__Task item__. Wherever the word "senior" appears in a line of the data, that line should be copied.

Records excerpted from a collection
[Start of Attachment]

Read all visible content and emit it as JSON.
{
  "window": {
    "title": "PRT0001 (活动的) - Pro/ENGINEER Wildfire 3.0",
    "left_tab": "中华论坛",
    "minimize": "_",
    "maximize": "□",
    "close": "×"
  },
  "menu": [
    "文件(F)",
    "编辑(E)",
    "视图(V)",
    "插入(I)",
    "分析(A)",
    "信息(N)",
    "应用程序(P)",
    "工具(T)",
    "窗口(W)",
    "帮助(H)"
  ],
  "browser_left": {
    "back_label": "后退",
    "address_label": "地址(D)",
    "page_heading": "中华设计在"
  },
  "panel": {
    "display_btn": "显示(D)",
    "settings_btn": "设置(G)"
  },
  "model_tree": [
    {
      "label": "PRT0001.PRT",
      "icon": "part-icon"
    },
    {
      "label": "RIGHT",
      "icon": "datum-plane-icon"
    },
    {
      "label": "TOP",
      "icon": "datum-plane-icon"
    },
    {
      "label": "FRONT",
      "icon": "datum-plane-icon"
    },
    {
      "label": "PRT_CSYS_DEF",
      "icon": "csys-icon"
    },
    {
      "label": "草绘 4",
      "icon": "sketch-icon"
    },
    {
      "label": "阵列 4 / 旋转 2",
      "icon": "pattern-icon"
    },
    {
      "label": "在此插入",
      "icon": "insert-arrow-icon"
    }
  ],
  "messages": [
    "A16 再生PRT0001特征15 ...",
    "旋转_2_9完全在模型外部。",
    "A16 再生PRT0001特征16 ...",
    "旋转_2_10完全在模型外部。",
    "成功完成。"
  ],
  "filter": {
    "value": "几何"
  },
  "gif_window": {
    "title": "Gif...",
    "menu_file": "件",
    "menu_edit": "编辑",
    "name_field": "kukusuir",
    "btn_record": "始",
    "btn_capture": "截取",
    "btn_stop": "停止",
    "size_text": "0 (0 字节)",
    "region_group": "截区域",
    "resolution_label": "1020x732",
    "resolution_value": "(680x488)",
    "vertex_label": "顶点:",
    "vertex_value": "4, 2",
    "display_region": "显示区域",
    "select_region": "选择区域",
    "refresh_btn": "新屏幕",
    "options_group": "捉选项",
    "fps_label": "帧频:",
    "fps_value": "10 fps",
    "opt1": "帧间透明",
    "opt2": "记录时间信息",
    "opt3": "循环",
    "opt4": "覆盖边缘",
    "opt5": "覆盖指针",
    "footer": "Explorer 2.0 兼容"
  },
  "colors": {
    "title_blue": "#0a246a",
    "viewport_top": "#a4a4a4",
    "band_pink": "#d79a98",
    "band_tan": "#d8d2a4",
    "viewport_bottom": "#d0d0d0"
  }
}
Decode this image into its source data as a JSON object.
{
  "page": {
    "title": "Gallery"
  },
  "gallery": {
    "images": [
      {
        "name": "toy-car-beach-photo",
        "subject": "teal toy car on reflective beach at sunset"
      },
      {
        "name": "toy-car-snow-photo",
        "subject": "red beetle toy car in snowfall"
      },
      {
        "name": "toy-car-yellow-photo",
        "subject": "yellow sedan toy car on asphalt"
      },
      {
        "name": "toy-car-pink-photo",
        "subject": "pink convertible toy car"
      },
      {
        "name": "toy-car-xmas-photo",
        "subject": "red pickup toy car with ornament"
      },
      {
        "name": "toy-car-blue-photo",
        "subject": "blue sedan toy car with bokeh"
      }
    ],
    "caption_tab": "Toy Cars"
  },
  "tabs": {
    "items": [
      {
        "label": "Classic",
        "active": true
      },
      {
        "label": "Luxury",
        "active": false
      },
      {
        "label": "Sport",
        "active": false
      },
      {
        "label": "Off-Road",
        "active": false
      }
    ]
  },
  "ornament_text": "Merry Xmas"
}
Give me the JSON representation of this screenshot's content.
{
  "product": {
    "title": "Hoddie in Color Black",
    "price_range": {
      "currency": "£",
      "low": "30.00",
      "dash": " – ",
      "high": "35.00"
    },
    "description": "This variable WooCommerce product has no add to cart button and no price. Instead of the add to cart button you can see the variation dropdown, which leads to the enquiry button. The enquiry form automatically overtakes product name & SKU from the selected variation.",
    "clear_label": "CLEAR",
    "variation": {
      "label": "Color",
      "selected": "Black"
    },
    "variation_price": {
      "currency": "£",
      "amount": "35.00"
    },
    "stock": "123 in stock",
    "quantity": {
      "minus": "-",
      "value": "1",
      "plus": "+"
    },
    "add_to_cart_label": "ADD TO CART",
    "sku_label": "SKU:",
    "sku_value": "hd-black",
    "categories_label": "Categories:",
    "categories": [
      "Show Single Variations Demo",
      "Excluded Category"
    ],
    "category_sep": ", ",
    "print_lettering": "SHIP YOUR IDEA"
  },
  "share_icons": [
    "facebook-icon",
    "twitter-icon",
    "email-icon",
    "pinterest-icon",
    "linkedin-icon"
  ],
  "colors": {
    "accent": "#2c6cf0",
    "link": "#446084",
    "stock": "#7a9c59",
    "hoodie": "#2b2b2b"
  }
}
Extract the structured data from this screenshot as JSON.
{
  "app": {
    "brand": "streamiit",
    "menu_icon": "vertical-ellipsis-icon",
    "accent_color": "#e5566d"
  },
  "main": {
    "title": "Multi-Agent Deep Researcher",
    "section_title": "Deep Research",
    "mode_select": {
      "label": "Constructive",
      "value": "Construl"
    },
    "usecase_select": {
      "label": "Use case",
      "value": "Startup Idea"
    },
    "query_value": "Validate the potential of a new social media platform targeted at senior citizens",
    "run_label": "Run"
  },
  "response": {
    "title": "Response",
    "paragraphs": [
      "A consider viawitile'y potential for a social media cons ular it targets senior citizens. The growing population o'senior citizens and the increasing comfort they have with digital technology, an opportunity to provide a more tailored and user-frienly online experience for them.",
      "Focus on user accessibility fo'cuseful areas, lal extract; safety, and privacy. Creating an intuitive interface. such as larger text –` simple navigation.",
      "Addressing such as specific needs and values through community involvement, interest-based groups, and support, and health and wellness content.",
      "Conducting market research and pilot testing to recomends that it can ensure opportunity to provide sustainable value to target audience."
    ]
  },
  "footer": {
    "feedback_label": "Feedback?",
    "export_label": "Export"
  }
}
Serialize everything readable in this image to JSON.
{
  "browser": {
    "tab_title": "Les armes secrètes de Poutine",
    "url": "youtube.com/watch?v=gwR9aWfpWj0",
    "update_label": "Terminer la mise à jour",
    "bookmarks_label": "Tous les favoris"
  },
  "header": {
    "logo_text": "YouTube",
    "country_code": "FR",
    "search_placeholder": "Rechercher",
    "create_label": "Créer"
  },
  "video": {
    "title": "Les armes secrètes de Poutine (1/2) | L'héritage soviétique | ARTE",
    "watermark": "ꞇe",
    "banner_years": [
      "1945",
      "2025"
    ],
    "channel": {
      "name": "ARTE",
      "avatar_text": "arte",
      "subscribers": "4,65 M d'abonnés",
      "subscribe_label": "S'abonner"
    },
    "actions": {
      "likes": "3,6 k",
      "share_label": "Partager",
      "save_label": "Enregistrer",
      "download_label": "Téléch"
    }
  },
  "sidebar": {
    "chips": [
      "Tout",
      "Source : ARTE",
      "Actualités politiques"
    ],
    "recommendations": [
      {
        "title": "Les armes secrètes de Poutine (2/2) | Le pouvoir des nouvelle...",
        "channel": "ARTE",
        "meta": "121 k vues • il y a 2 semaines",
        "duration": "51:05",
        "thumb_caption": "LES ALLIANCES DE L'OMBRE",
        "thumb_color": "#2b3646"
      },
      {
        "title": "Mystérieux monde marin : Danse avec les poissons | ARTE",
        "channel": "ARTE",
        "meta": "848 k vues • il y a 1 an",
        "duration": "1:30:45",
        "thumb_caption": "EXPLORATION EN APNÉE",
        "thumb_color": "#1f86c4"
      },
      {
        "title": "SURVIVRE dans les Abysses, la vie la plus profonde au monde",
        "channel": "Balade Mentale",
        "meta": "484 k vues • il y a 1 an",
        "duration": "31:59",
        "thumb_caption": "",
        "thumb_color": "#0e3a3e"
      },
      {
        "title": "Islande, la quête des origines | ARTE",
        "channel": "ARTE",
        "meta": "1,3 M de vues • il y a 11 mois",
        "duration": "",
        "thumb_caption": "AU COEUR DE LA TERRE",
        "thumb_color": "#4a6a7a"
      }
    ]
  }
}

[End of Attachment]

__Solution__.
    "query_value": "Validate the potential of a new social media platform targeted at senior citizens",
      "A consider viawitile'y potential for a social media cons ular it targets senior citizens. The growing population o'senior citizens and the increasing comfort they have with digital technology, an opportunity to provide a more tailored and user-frienly online experience for them.",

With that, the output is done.